So we had our last Wednesday rehearsal of the semester for Chapel Choir today, and since we only had two songs to rehearse in two hours, Rodney (our director) let us spend the beginning talking about the Requiem. Patty, one of our star sopranos, said she's had nothing but Verdi stuck in her head for months (this made me feel better, because I thought I was the only one...I've been singing in Latin down the hallways for a full 10 days). Rodney said - get this - it was the BEST VERDI REQUIEM HE'D EVER HEARD (in person).
The only way for you to understand the way this made me feel is to also understand how I feel about Rodney. I am in awe of Rodney. I can't decide whether to love him or be terrified of him. The image that springs immediately to mind is the apes and the monolith from 2001: A Space Odyssey, though I know that's not right for many many reasons. If Rodney told me I had a good voice, I'd go audition for American Idol. If he told me I had a bad voice, I'd go pretend to be a lemming and drown myself. That's just the way it is. (As it is, he tells me I can't read music, but that's a skill failing. So I've just stopped auditioning for stuff because of it.) I'm afraid to talk to him, because I might annoy him (which in turn makes me annoy him even more, I think, because it means I sleep through a lot of Sundays and never apologize for it, but, uh, that's just part of what makes me...crazy?).
Anyway. BEST VERDI REQUIEM. And that we were so good the orchestra and the soloists drew emotion off us. That you could hear every consonant in every part of the Chapel (you try enunciating in a building with a 7-story-high vaulted ceiling and then MAYBE you'll understand how big a deal that is). That it was the most emotional and best-felt oratorio Chapel Choir'd done.
But now, after that, I don't know how I can buy recordings. There won't - you can't - you don't feel a recording. You'll only hear the bad and superficial parts. The part in the last Libera Me, where I was singing so hard my chest was vibrating and I still wanted to put out more sound because I wanted to make it better, greater, more glorious - you can't hear that. The whole Chapel full of people leaning in and holding their breaths at the first sob of the cello - that'll just register as so much less ambient noise. The part in the Agnus Dei where at least one of us was so moved she burst into tears - can't hear that either. The fact that I, normally the town joke, was so carried along by the flow that not only did I not make a single mistake or wrong entrance (!) but didn't even need to look at my score for a good 75% of the oratorio (!!) - well, nobody knew that but me. And you, now.

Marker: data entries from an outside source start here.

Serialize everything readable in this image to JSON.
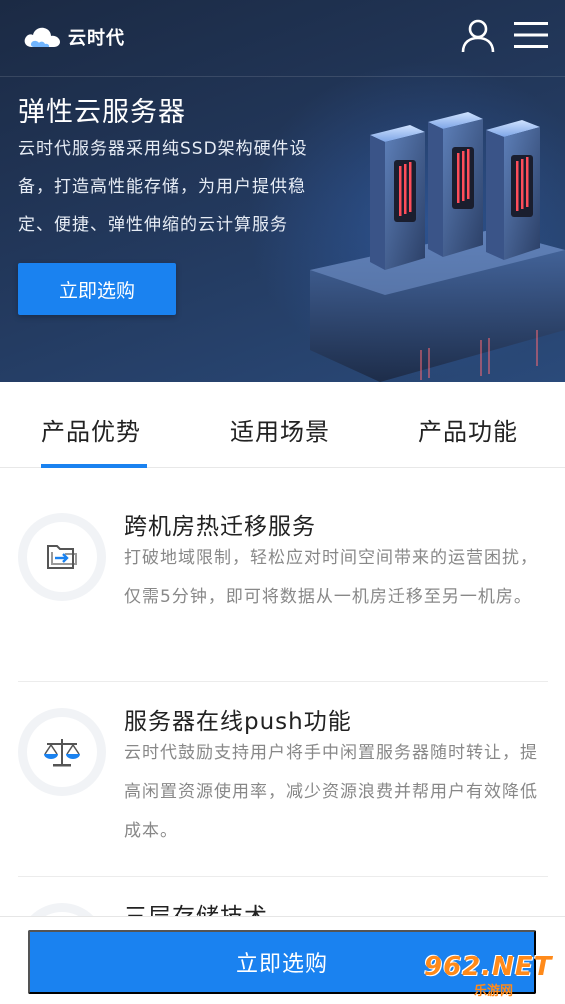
{
  "header": {
    "logo_text": "云时代",
    "icons": [
      "cloud-logo-icon",
      "user-icon",
      "menu-icon"
    ]
  },
  "hero": {
    "title": "弹性云服务器",
    "description": "云时代服务器采用纯SSD架构硬件设备，打造高性能存储，为用户提供稳定、便捷、弹性伸缩的云计算服务",
    "button_label": "立即选购"
  },
  "tabs": [
    {
      "label": "产品优势",
      "active": true
    },
    {
      "label": "适用场景",
      "active": false
    },
    {
      "label": "产品功能",
      "active": false
    }
  ],
  "features": [
    {
      "icon": "folder-transfer-icon",
      "title": "跨机房热迁移服务",
      "description": "打破地域限制，轻松应对时间空间带来的运营困扰，仅需5分钟，即可将数据从一机房迁移至另一机房。"
    },
    {
      "icon": "balance-scale-icon",
      "title": "服务器在线push功能",
      "description": "云时代鼓励支持用户将手中闲置服务器随时转让，提高闲置资源使用率，减少资源浪费并帮用户有效降低成本。"
    },
    {
      "icon": "storage-icon",
      "title": "三层存储技术",
      "description": ""
    }
  ],
  "bottom": {
    "button_label": "立即选购"
  },
  "watermark": {
    "main": "962.NET",
    "sub": "乐游网"
  },
  "colors": {
    "accent": "#1a82f0",
    "hero_bg": "#22375a",
    "watermark": "#ff8a1a"
  }
}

But I -- oh god, you guys, you don't know how depressed I was that no one came, because I was so tired and so sick and had sung two services that day and we still managed to do the most beautiful, beautiful thing I've ever been a part of, and no one was there to see it.